:: Your objective ::
Word for word, retype every entry in the listing.

:: Supplied data ::
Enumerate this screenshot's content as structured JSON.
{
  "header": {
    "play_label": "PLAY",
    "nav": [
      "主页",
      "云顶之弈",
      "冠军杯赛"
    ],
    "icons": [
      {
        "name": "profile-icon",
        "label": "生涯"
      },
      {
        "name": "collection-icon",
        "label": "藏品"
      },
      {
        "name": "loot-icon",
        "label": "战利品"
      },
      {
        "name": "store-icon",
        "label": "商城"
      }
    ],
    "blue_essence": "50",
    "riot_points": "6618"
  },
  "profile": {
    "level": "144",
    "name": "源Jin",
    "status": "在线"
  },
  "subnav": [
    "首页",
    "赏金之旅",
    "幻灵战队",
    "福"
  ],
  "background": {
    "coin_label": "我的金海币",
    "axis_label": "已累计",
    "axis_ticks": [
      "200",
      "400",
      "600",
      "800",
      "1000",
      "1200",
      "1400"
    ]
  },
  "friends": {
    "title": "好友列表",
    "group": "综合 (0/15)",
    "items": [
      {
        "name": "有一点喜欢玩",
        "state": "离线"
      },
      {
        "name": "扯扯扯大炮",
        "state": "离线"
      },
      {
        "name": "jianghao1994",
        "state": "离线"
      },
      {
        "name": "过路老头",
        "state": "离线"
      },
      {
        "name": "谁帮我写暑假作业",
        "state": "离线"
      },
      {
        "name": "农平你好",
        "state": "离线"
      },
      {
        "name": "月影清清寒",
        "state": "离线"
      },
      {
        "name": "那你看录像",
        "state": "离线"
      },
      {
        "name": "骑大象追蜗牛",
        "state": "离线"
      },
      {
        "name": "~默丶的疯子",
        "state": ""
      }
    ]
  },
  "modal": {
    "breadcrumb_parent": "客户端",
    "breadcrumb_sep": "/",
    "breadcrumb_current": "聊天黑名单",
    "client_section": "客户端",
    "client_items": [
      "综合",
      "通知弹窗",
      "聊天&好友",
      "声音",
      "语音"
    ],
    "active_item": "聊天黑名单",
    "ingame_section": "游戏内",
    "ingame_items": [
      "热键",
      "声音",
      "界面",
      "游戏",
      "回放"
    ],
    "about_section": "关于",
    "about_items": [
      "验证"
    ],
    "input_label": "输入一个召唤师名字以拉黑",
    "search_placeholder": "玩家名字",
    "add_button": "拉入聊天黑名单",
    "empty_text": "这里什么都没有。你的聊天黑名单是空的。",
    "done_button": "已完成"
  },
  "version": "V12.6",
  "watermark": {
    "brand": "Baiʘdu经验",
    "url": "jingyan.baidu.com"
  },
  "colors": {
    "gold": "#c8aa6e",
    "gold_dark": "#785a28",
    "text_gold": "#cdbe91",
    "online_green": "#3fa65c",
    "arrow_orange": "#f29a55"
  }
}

:: Reply to the task ::
Enumerate this screenshot's content as structured JSON.
{
  "header": {
    "play_label": "PLAY",
    "nav": [
      "主页",
      "云顶之弈",
      "冠军杯赛"
    ],
    "icons": [
      {
        "name": "profile-icon",
        "label": "生涯"
      },
      {
        "name": "collection-icon",
        "label": "藏品"
      },
      {
        "name": "loot-icon",
        "label": "战利品"
      },
      {
        "name": "store-icon",
        "label": "商城"
      }
    ],
    "blue_essence": "50",
    "riot_points": "6618"
  },
  "profile": {
    "level": "144",
    "name": "源Jin",
    "status": "在线"
  },
  "subnav": [
    "首页",
    "赏金之旅",
    "幻灵战队",
    "福"
  ],
  "background": {
    "coin_label": "我的金海币",
    "axis_label": "已累计",
    "axis_ticks": [
      "200",
      "400",
      "600",
      "800",
      "1000",
      "1200",
      "1400"
    ]
  },
  "friends": {
    "title": "好友列表",
    "group": "综合 (0/15)",
    "items": [
      {
        "name": "有一点喜欢玩",
        "state": "离线"
      },
      {
        "name": "扯扯扯大炮",
        "state": "离线"
      },
      {
        "name": "jianghao1994",
        "state": "离线"
      },
      {
        "name": "过路老头",
        "state": "离线"
      },
      {
        "name": "谁帮我写暑假作业",
        "state": "离线"
      },
      {
        "name": "农平你好",
        "state": "离线"
      },
      {
        "name": "月影清清寒",
        "state": "离线"
      },
      {
        "name": "那你看录像",
        "state": "离线"
      },
      {
        "name": "骑大象追蜗牛",
        "state": "离线"
      },
      {
        "name": "~默丶的疯子",
        "state": ""
      }
    ]
  },
  "modal": {
    "breadcrumb_parent": "客户端",
    "breadcrumb_sep": "/",
    "breadcrumb_current": "聊天黑名单",
    "client_section": "客户端",
    "client_items": [
      "综合",
      "通知弹窗",
      "聊天&好友",
      "声音",
      "语音"
    ],
    "active_item": "聊天黑名单",
    "ingame_section": "游戏内",
    "ingame_items": [
      "热键",
      "声音",
      "界面",
      "游戏",
      "回放"
    ],
    "about_section": "关于",
    "about_items": [
      "验证"
    ],
    "input_label": "输入一个召唤师名字以拉黑",
    "search_placeholder": "玩家名字",
    "add_button": "拉入聊天黑名单",
    "empty_text": "这里什么都没有。你的聊天黑名单是空的。",
    "done_button": "已完成"
  },
  "version": "V12.6",
  "watermark": {
    "brand": "Baiʘdu经验",
    "url": "jingyan.baidu.com"
  },
  "colors": {
    "gold": "#c8aa6e",
    "gold_dark": "#785a28",
    "text_gold": "#cdbe91",
    "online_green": "#3fa65c",
    "arrow_orange": "#f29a55"
  }
}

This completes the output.